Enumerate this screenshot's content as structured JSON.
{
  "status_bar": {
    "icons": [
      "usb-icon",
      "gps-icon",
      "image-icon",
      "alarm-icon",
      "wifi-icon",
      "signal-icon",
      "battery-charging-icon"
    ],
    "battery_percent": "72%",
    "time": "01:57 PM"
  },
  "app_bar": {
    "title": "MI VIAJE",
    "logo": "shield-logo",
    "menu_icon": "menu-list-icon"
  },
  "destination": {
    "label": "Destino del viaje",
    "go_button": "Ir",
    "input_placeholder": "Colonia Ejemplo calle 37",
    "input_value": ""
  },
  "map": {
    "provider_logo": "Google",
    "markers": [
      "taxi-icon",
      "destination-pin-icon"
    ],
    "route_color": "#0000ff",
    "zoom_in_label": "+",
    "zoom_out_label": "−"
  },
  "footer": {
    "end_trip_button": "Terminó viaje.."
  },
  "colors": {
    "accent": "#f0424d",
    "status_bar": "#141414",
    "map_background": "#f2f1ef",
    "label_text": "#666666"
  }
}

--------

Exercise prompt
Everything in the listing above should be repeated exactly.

Solution for this problem
Enumerate this screenshot's content as structured JSON.
{
  "status_bar": {
    "icons": [
      "usb-icon",
      "gps-icon",
      "image-icon",
      "alarm-icon",
      "wifi-icon",
      "signal-icon",
      "battery-charging-icon"
    ],
    "battery_percent": "72%",
    "time": "01:57 PM"
  },
  "app_bar": {
    "title": "MI VIAJE",
    "logo": "shield-logo",
    "menu_icon": "menu-list-icon"
  },
  "destination": {
    "label": "Destino del viaje",
    "go_button": "Ir",
    "input_placeholder": "Colonia Ejemplo calle 37",
    "input_value": ""
  },
  "map": {
    "provider_logo": "Google",
    "markers": [
      "taxi-icon",
      "destination-pin-icon"
    ],
    "route_color": "#0000ff",
    "zoom_in_label": "+",
    "zoom_out_label": "−"
  },
  "footer": {
    "end_trip_button": "Terminó viaje.."
  },
  "colors": {
    "accent": "#f0424d",
    "status_bar": "#141414",
    "map_background": "#f2f1ef",
    "label_text": "#666666"
  }
}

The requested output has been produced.